(Component data from apps and pages)
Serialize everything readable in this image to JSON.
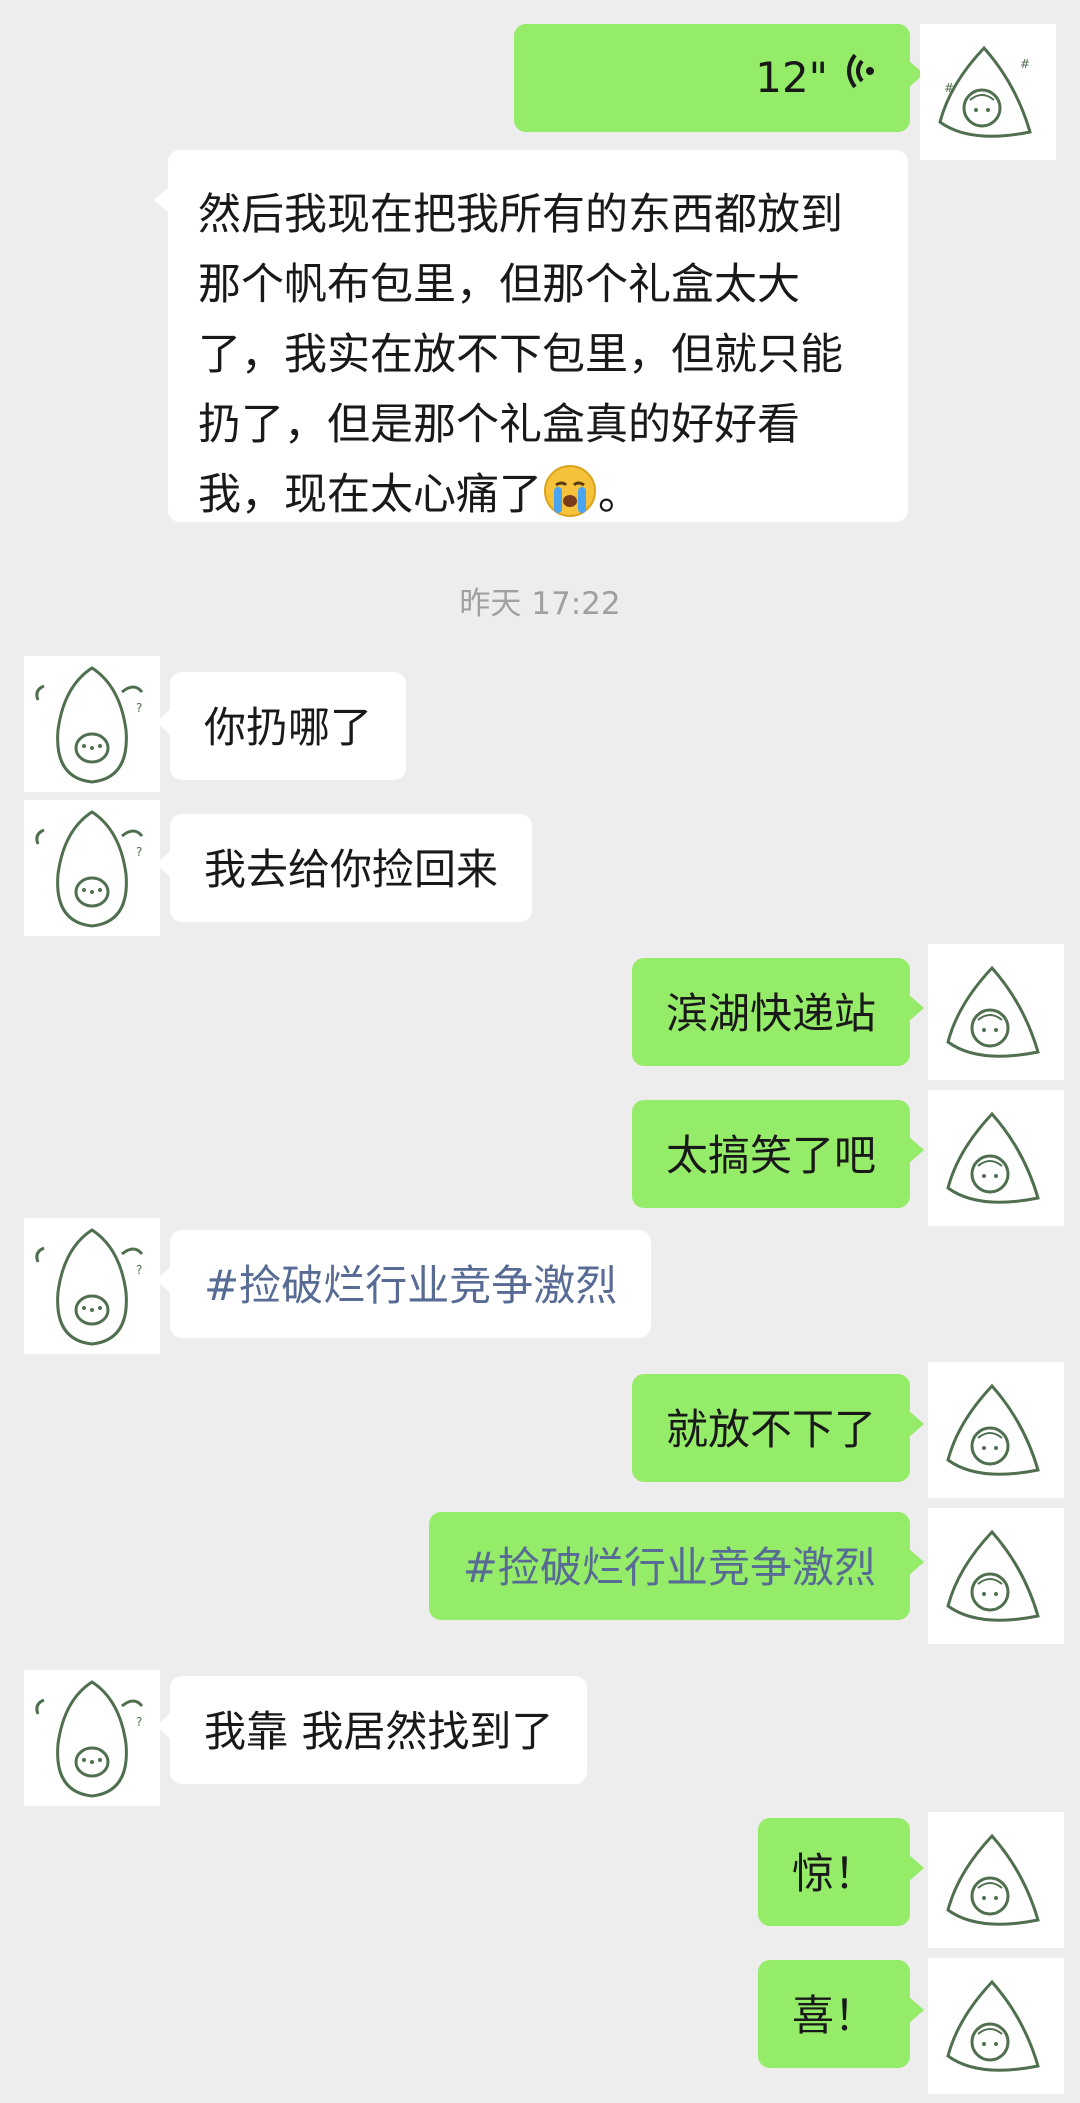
{
  "conversation": {
    "timestamp": "昨天 17:22",
    "messages": [
      {
        "id": "m1",
        "side": "out",
        "type": "voice",
        "duration": "12\""
      },
      {
        "id": "m2",
        "side": "in",
        "type": "text",
        "text_before_emoji": "然后我现在把我所有的东西都放到那个帆布包里，但那个礼盒太大了，我实在放不下包里，但就只能扔了，但是那个礼盒真的好好看我，现在太心痛了",
        "emoji": "crying-face",
        "text_after_emoji": "。"
      },
      {
        "id": "m3",
        "side": "in",
        "type": "text",
        "text": "你扔哪了"
      },
      {
        "id": "m4",
        "side": "in",
        "type": "text",
        "text": "我去给你捡回来"
      },
      {
        "id": "m5",
        "side": "out",
        "type": "text",
        "text": "滨湖快递站"
      },
      {
        "id": "m6",
        "side": "out",
        "type": "text",
        "text": "太搞笑了吧"
      },
      {
        "id": "m7",
        "side": "in",
        "type": "tag",
        "text": "#捡破烂行业竞争激烈"
      },
      {
        "id": "m8",
        "side": "out",
        "type": "text",
        "text": "就放不下了"
      },
      {
        "id": "m9",
        "side": "out",
        "type": "tag",
        "text": "#捡破烂行业竞争激烈"
      },
      {
        "id": "m10",
        "side": "in",
        "type": "text",
        "text": "我靠 我居然找到了"
      },
      {
        "id": "m11",
        "side": "out",
        "type": "text",
        "text": "惊！"
      },
      {
        "id": "m12",
        "side": "out",
        "type": "text",
        "text": "喜！"
      }
    ]
  },
  "colors": {
    "background": "#ededed",
    "incoming_bubble": "#ffffff",
    "outgoing_bubble": "#95ec69",
    "tag_text": "#576b95",
    "timestamp_text": "#a0a0a0",
    "avatar_line": "#4f6f4f"
  },
  "icons": {
    "voice": "voice-wave-icon",
    "incoming_avatar": "avocado-avatar-icon",
    "outgoing_avatar": "girl-hood-avatar-icon"
  }
}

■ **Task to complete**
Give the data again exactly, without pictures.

■ **Result of the exercise**
Serialize everything readable in this image to JSON.
{
  "conversation": {
    "timestamp": "昨天 17:22",
    "messages": [
      {
        "id": "m1",
        "side": "out",
        "type": "voice",
        "duration": "12\""
      },
      {
        "id": "m2",
        "side": "in",
        "type": "text",
        "text_before_emoji": "然后我现在把我所有的东西都放到那个帆布包里，但那个礼盒太大了，我实在放不下包里，但就只能扔了，但是那个礼盒真的好好看我，现在太心痛了",
        "emoji": "crying-face",
        "text_after_emoji": "。"
      },
      {
        "id": "m3",
        "side": "in",
        "type": "text",
        "text": "你扔哪了"
      },
      {
        "id": "m4",
        "side": "in",
        "type": "text",
        "text": "我去给你捡回来"
      },
      {
        "id": "m5",
        "side": "out",
        "type": "text",
        "text": "滨湖快递站"
      },
      {
        "id": "m6",
        "side": "out",
        "type": "text",
        "text": "太搞笑了吧"
      },
      {
        "id": "m7",
        "side": "in",
        "type": "tag",
        "text": "#捡破烂行业竞争激烈"
      },
      {
        "id": "m8",
        "side": "out",
        "type": "text",
        "text": "就放不下了"
      },
      {
        "id": "m9",
        "side": "out",
        "type": "tag",
        "text": "#捡破烂行业竞争激烈"
      },
      {
        "id": "m10",
        "side": "in",
        "type": "text",
        "text": "我靠 我居然找到了"
      },
      {
        "id": "m11",
        "side": "out",
        "type": "text",
        "text": "惊！"
      },
      {
        "id": "m12",
        "side": "out",
        "type": "text",
        "text": "喜！"
      }
    ]
  },
  "colors": {
    "background": "#ededed",
    "incoming_bubble": "#ffffff",
    "outgoing_bubble": "#95ec69",
    "tag_text": "#576b95",
    "timestamp_text": "#a0a0a0",
    "avatar_line": "#4f6f4f"
  },
  "icons": {
    "voice": "voice-wave-icon",
    "incoming_avatar": "avocado-avatar-icon",
    "outgoing_avatar": "girl-hood-avatar-icon"
  }
}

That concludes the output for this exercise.